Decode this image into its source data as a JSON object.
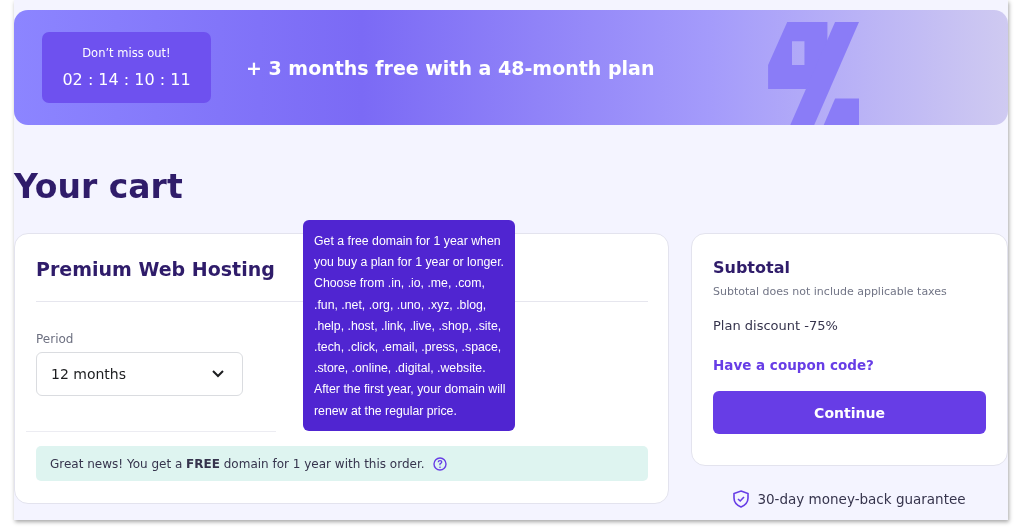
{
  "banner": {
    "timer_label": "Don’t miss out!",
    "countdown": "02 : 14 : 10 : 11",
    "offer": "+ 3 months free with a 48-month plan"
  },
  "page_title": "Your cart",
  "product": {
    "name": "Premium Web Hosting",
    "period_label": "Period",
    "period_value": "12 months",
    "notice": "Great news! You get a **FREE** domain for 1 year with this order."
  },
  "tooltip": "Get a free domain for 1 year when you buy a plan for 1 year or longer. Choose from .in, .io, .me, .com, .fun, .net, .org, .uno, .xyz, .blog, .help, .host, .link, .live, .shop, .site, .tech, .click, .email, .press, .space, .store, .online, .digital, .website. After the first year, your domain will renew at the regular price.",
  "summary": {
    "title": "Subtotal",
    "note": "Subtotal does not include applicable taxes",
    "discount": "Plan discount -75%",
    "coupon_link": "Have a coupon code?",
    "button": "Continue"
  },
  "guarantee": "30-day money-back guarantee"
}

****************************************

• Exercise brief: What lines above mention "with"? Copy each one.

• Answer below:
    "offer": "+ 3 months free with a 48-month plan"
    "notice": "Great news! You get a **FREE** domain for 1 year with this order."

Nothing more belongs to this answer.